__Your objective__
Work out the number of lines in the listing that include the string "label". Reply with that number alone.

__Data extracts__
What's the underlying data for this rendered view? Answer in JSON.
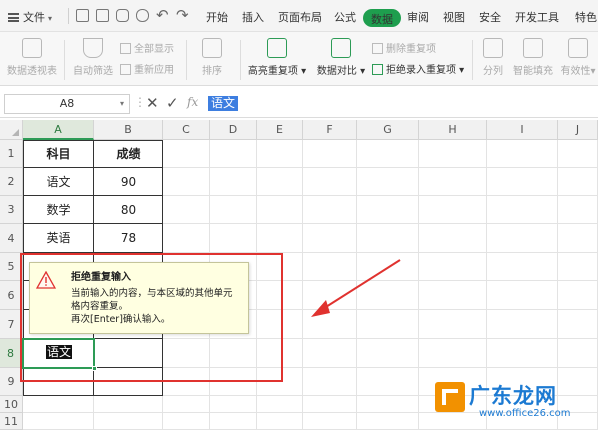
{
  "menubar": {
    "file": "文件",
    "tabs": [
      {
        "label": "开始",
        "active": false
      },
      {
        "label": "插入",
        "active": false
      },
      {
        "label": "页面布局",
        "active": false
      },
      {
        "label": "公式",
        "active": false
      },
      {
        "label": "数据",
        "active": true
      },
      {
        "label": "审阅",
        "active": false
      },
      {
        "label": "视图",
        "active": false
      },
      {
        "label": "安全",
        "active": false
      },
      {
        "label": "开发工具",
        "active": false
      },
      {
        "label": "特色",
        "active": false
      }
    ],
    "accent_color": "#1e9e4e"
  },
  "ribbon": {
    "pivot": "数据透视表",
    "autofilter": "自动筛选",
    "show_all": "全部显示",
    "reapply": "重新应用",
    "sort": "排序",
    "highlight_dup": "高亮重复项",
    "compare": "数据对比",
    "delete_dup": "删除重复项",
    "reject_dup": "拒绝录入重复项",
    "split": "分列",
    "smart_fill": "智能填充",
    "validity": "有效性"
  },
  "formula_bar": {
    "name_box": "A8",
    "fx": "fx",
    "formula": "语文"
  },
  "sheet": {
    "columns": [
      "A",
      "B",
      "C",
      "D",
      "E",
      "F",
      "G",
      "H",
      "I",
      "J"
    ],
    "rows": [
      "1",
      "2",
      "3",
      "4",
      "5",
      "6",
      "7",
      "8",
      "9",
      "10",
      "11"
    ],
    "selected_column": "A",
    "selected_row": "8",
    "table": [
      [
        "科目",
        "成绩"
      ],
      [
        "语文",
        "90"
      ],
      [
        "数学",
        "80"
      ],
      [
        "英语",
        "78"
      ]
    ],
    "active_value": "语文"
  },
  "popup": {
    "title": "拒绝重复输入",
    "line1": "当前输入的内容，与本区域的其他单元",
    "line2": "格内容重复。",
    "line3": "再次[Enter]确认输入。"
  },
  "annotation_color": "#e0322f",
  "watermark": {
    "name": "广东龙网",
    "url": "www.office26.com"
  }
}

__Answer for this exercise__
10